For shame, Republican party. This is a new low.
(hint: it’s about “hurricane hype” … you’re gonna hear a lot about it this week)
Nevertheless, somehow Irene still wasn’t damaging enough, and so we’re going to hear about how politicians were covering their $#^@, scaring people when they didn’t have to.
Not only is this idiotic—it’s downright dangerous.
Nobody can perfectly forecast how a storm is going to turn out or where it is going to go—not even the experts. This storm clearly posed a very serious threat to New York, and while it certainly could have been worse, that’s precisely the point. We err on the side of caution. We warn people strenuously because to under-warn them would be unforgivable.
Even worse, if this narrative about hurricane “overhyping” takes hold, it could utterly distract from the real take-away from this storm experience. Namely: This was a test run for a much worse storm that will someday come and threaten New York. And the test run proved that we’re not remotely ready.
The image I’ve posted above shows the cumulative tracks of all Atlantic hurricanes on record. As you can see, there is virtually no part of the East Coast that has not gotten hit at some time or other.
New York will be hit again, and it will be hit worse. It is only a matter of time.
And while the city may have withstood Irene relatively well, it will not, with its current defenses, withstand a direct hit from a stronger storm with a bigger storm surge. And if that storm comes and New York isn’t ready, we could have a scenario even worse than Katrina.
So while the journalists are talking about “hype,” here’s what we should actually be discussing:
(via DeSmog Blog)
Vermont is underwater. Loads of people lost their homes along the coast. I’m sorry, that’s not bad? You coulda fooled me.
Republican presidential candidate Michele Bachmann told Floridians Sunday that Hurricane Irene and the earthquake felt along much of the East Coast last week were messages from God to warn “politicians” to start heeding divine guidance, which she suggested is being channeled through small government conservatives.

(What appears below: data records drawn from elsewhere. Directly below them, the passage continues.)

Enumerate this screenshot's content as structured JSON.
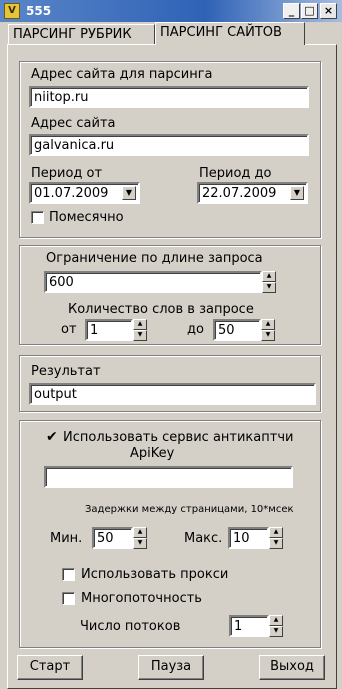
{
  "window": {
    "title": "555",
    "icon_letter": "V",
    "controls": {
      "minimize": "_",
      "maximize": "□",
      "close": "×"
    }
  },
  "tabs": [
    {
      "label": "ПАРСИНГ РУБРИК",
      "active": false
    },
    {
      "label": "ПАРСИНГ САЙТОВ",
      "active": true
    }
  ],
  "group1": {
    "site_parse_label": "Адрес сайта для парсинга",
    "site_parse_value": "niitop.ru",
    "site_label": "Адрес сайта",
    "site_value": "galvanica.ru",
    "period_from_label": "Период от",
    "period_from_value": "01.07.2009",
    "period_to_label": "Период до",
    "period_to_value": "22.07.2009",
    "monthly_label": "Помесячно",
    "monthly_checked": false
  },
  "group2": {
    "limit_label": "Ограничение по длине запроса",
    "limit_value": "600",
    "words_label": "Количество слов в запросе",
    "from_label": "от",
    "from_value": "1",
    "to_label": "до",
    "to_value": "50"
  },
  "group3": {
    "result_label": "Результат",
    "result_value": "output"
  },
  "group4": {
    "anticaptcha_label": "Использовать сервис антикаптчи",
    "anticaptcha_checked": true,
    "apikey_label": "ApiKey",
    "apikey_value": "",
    "delays_label": "Задержки между страницами, 10*мсек",
    "min_label": "Мин.",
    "min_value": "50",
    "max_label": "Макс.",
    "max_value": "10",
    "proxy_label": "Использовать прокси",
    "proxy_checked": false,
    "multithread_label": "Многопоточность",
    "multithread_checked": false,
    "threads_label": "Число потоков",
    "threads_value": "1"
  },
  "buttons": {
    "start": "Старт",
    "pause": "Пауза",
    "exit": "Выход"
  },
  "glyphs": {
    "dropdown": "▼",
    "spin_up": "▲",
    "spin_down": "▼",
    "check": "✔"
  }
}
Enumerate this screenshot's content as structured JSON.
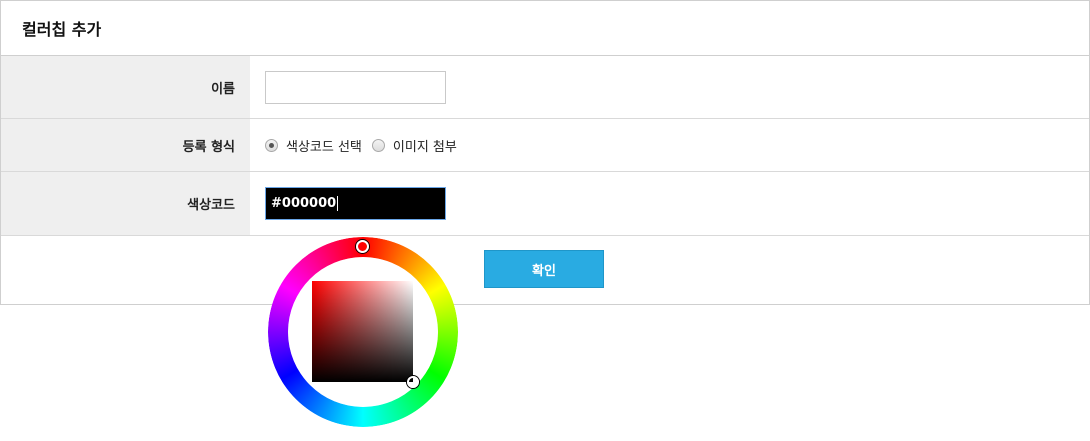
{
  "header": {
    "title": "컬러칩 추가"
  },
  "form": {
    "name": {
      "label": "이름",
      "value": ""
    },
    "registration_type": {
      "label": "등록 형식",
      "options": [
        {
          "label": "색상코드 선택",
          "checked": true
        },
        {
          "label": "이미지 첨부",
          "checked": false
        }
      ]
    },
    "color_code": {
      "label": "색상코드",
      "value": "#000000"
    }
  },
  "confirm_label": "확인",
  "colors": {
    "accent_button": "#29abe2",
    "label_background": "#efefef",
    "color_field_background": "#000000"
  },
  "icons": {
    "hue_marker": "circle-handle",
    "sv_marker": "circle-handle"
  }
}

“I don’t know how much God has to do to get the attention of the politicians. We’ve had an earthquake; we’ve had a hurricane. He said, ‘Are you going to start listening to me here?’” Bachmann, a third-term Minnesota congresswoman, told a crowd in Sarasota that the St. Petersburg Times estimated contained around 1,000 people
Billy Stinson comforts his daughter, Erin, as they sit on the steps where their cottage once stood in Nags Head, North Carolina. The home, built in 1903 and listed on the National Register of Historic Places, was destroyed by Hurricane Irene. (Photo: Getty Images via the New York Post)
From tragedy, an amazing work of photojournalism.
The U.S. Electric Grid vs Extreme Weather: Hurricane Irene has shown us how well disaster prep can work in densely populated areas like the East Coast. There were a minimal number of deaths from the storm directly, but 4 million are/were without power.
That’s because of the way our power grid is interconnected, with hundreds of thousands of miles of high-voltage wires, and millions of miles of distribution lines.
Because of today’s connected grid, utilities are able to supply electricity to large areas with fewer power plants. Further, these connections make it easier for operators to balance supply and demand in the case of unexpected outages. But, this grid has also created a lot of expensive infrastructure that is susceptible to damage in extreme weather events.
In 2008, between $500 and $600 million was spent in region surrounding New Orleans, Louisiana after Hurricane Gustav damaged local electrical facilities. Four years earlier, Hurricane Ivan caused power outages from Venezuela to Canada – resulting in another huge price tag. It is reasonable to expect that, out of the $7 billion in estimated damages from Irene, a significant percentage of this total will be spent on bringing power back to the communities hit by the storm.
THE ROADLESS TRAVEL The road literally peeled away in Lake Placid, upstate New York, thanks to the effects of tropical storm Irene. Essex County declared a state of emergency with more than 100 roads closed due to flooding and more than 9,100 residents without power. (Photo: Mike Lynch / Adirondack Daily Enterprise via the AP / MSNBC.com)